BD: Go for it and keep an open mind. Poultry is an exciting industry, with many opportunities to have a fulfilling career while making a real difference. With jobs ranging from genetics, R&D and veterinary science to finance and marketing, we can all be part of an industry that is helping to feed a growing global population.

RT: Every day is a school day! Learn from the poultry market’s current situation. Be prepared by looking further than just over the farm gate. Have an understanding of the wider industry, including packers’, processors’ and feed companies’ points of view.

JC: The poultry industry is a fantastic industry to be involved in. Try to gain some experience in the different areas such as production, packing or processing. If you are passionate and enthusiastic, there is definitely a career waiting for you.

TW: Assuming the individual has researched the industry and decided which sector they want to be involved with, then I’d suggest keeping a tidy work place. Paying attention to the small things means the bigger concerns are easier to deal with. Finally, to paraphrase Baz Luhrmann, join a choir! You’ve got to make time to pursue what makes you happy.

Young Poultry Person of the Year

Entries are now open for this year’s EPIC Young Poultry Person of the Year Award – designed to recognise emerging young talent in the sector.

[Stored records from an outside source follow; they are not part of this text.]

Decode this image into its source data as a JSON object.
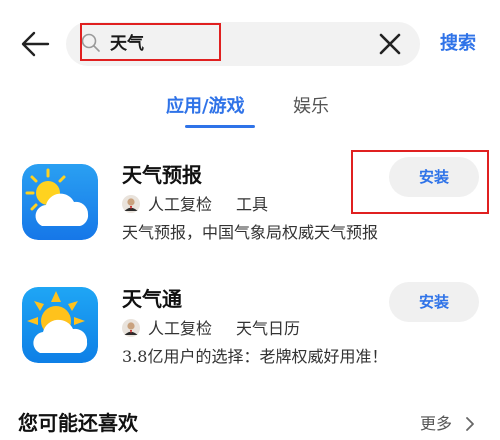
{
  "search": {
    "query": "天气",
    "search_button_label": "搜索",
    "highlight_color": "#e02020"
  },
  "tabs": [
    {
      "label": "应用/游戏",
      "active": true
    },
    {
      "label": "娱乐",
      "active": false
    }
  ],
  "results": [
    {
      "name": "天气预报",
      "verified_label": "人工复检",
      "category": "工具",
      "description": "天气预报，中国气象局权威天气预报",
      "install_label": "安装",
      "icon": "sun-cloud-icon"
    },
    {
      "name": "天气通",
      "verified_label": "人工复检",
      "category": "天气日历",
      "description": "3.8亿用户的选择：老牌权威好用准！",
      "install_label": "安装",
      "icon": "sun-cloud-icon"
    }
  ],
  "recommend": {
    "title": "您可能还喜欢",
    "more_label": "更多"
  },
  "colors": {
    "accent": "#2f73e8",
    "annotation": "#e02020"
  }
}
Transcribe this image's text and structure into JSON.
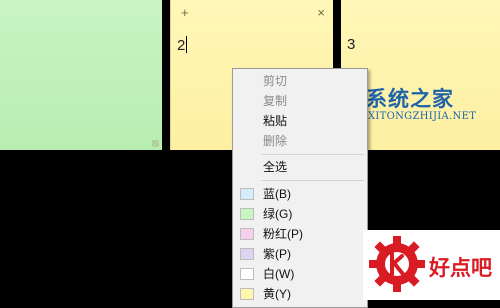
{
  "notes": [
    {
      "id": "green",
      "text": ""
    },
    {
      "id": "yellow-active",
      "text": "2",
      "add_symbol": "+",
      "close_symbol": "×"
    },
    {
      "id": "yellow-3",
      "text": "3"
    }
  ],
  "context_menu": {
    "items": [
      {
        "label": "剪切",
        "enabled": false
      },
      {
        "label": "复制",
        "enabled": false
      },
      {
        "label": "粘贴",
        "enabled": true
      },
      {
        "label": "删除",
        "enabled": false
      },
      {
        "label": "全选",
        "enabled": true
      },
      {
        "label": "蓝(B)",
        "enabled": true,
        "color": "#d6ecfb"
      },
      {
        "label": "绿(G)",
        "enabled": true,
        "color": "#c8f5c2"
      },
      {
        "label": "粉红(P)",
        "enabled": true,
        "color": "#f4cfee"
      },
      {
        "label": "紫(P)",
        "enabled": true,
        "color": "#ddd4f1"
      },
      {
        "label": "白(W)",
        "enabled": true,
        "color": "#ffffff"
      },
      {
        "label": "黄(Y)",
        "enabled": true,
        "color": "#fff6b0"
      }
    ]
  },
  "watermarks": {
    "site_title": "系统之家",
    "site_url": "XITONGZHIJIA.NET",
    "brand2": "好点吧",
    "brand_color": "#1e63a8",
    "brand2_color": "#d91c24"
  }
}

If you are under 40, or know someone who is, then please email up to 500 words to EPIC committee member Philip Clarke at philip.clarke@rbi.co.uk explaining how that person is making a difference and why they deserve the award.

Author: Philip Clarke

Or register to be able to comment.